Component data from apps and pages
»»

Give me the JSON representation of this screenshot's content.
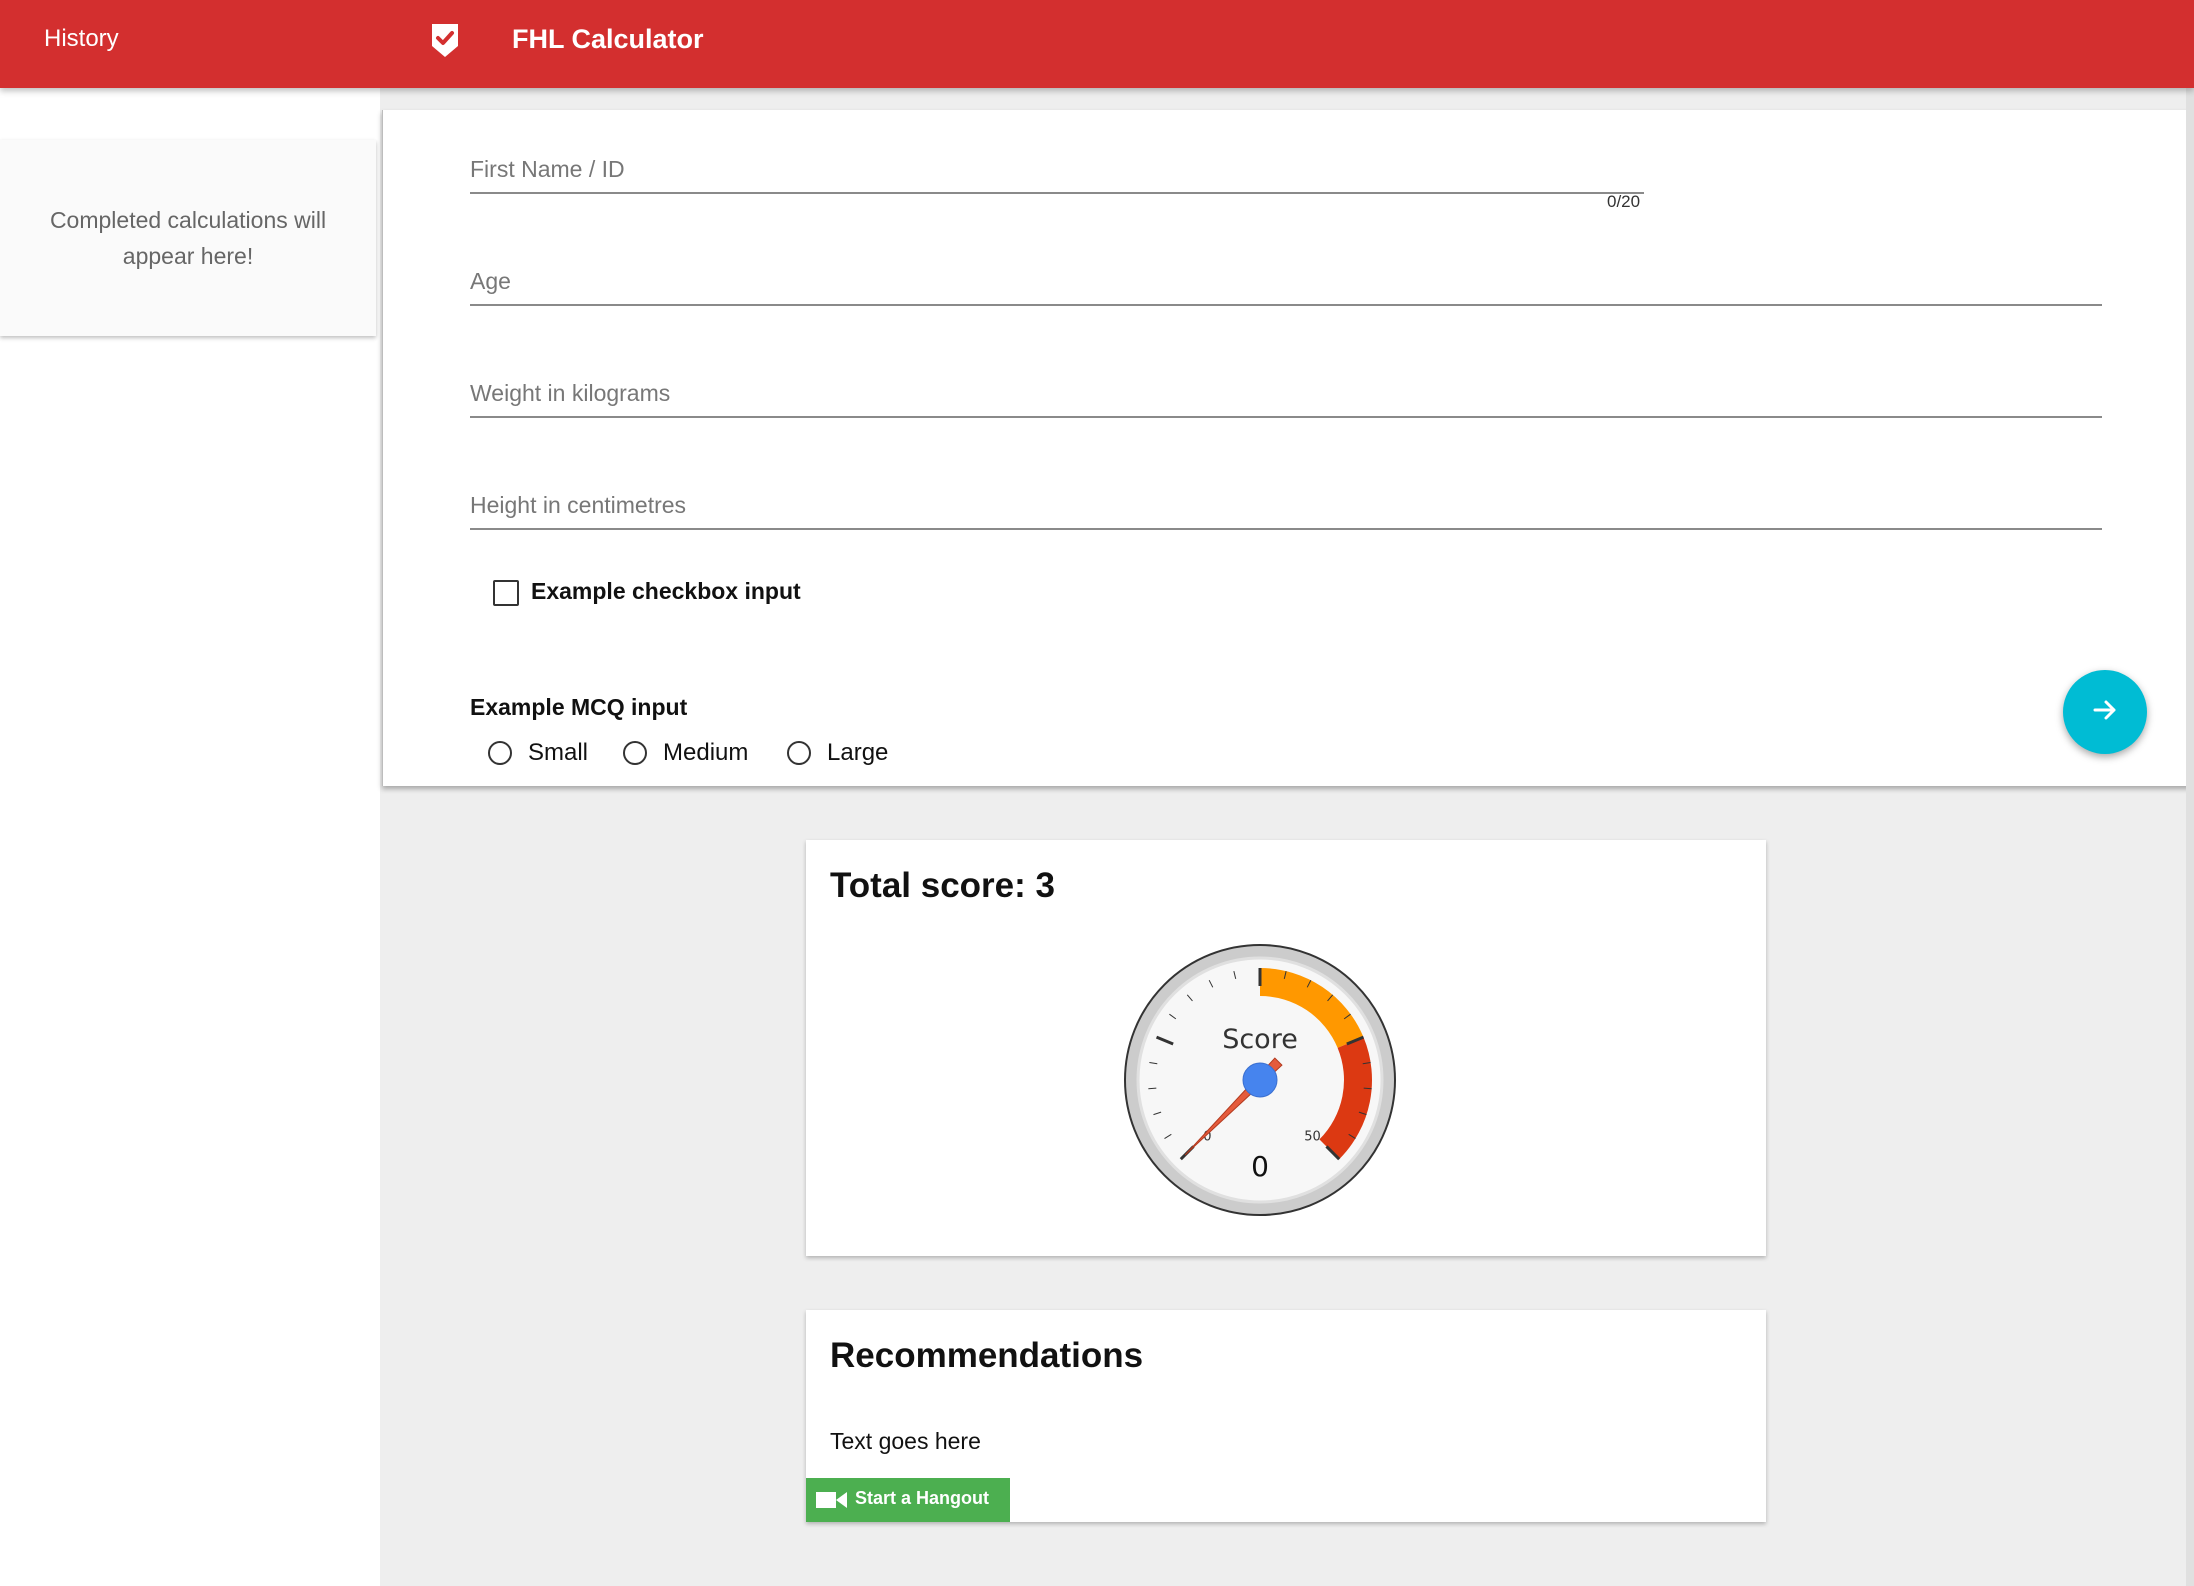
{
  "header": {
    "history_title": "History",
    "app_icon": "shield-check-icon",
    "app_title": "FHL Calculator",
    "bg_color": "#d32f2f"
  },
  "sidebar": {
    "empty_message": "Completed calculations will appear here!"
  },
  "form": {
    "fields": [
      {
        "label": "First Name / ID",
        "counter": "0/20",
        "value": ""
      },
      {
        "label": "Age",
        "value": ""
      },
      {
        "label": "Weight in kilograms",
        "value": ""
      },
      {
        "label": "Height in centimetres",
        "value": ""
      }
    ],
    "checkbox": {
      "label": "Example checkbox input",
      "checked": false
    },
    "mcq": {
      "title": "Example MCQ input",
      "options": [
        "Small",
        "Medium",
        "Large"
      ],
      "selected": null
    },
    "submit_icon": "arrow-right-icon",
    "submit_color": "#00bcd4"
  },
  "score_card": {
    "title": "Total score: 3",
    "gauge": {
      "label": "Score",
      "value": 0,
      "value_text": "0",
      "min": 0,
      "max": 50,
      "min_label": "0",
      "max_label": "50",
      "colors": {
        "yellow": "#ff9800",
        "red": "#dc3912",
        "needle": "#e55b3c",
        "hub": "#4684ee"
      }
    }
  },
  "recommendations": {
    "title": "Recommendations",
    "text": "Text goes here",
    "hangout_label": "Start a Hangout",
    "hangout_icon": "video-camera-icon",
    "hangout_color": "#4caf50"
  }
}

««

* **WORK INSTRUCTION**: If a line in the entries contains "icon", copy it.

* **RESULT OF THIS TASK**:
    "app_icon": "shield-check-icon",
    "submit_icon": "arrow-right-icon",
    "hangout_icon": "video-camera-icon",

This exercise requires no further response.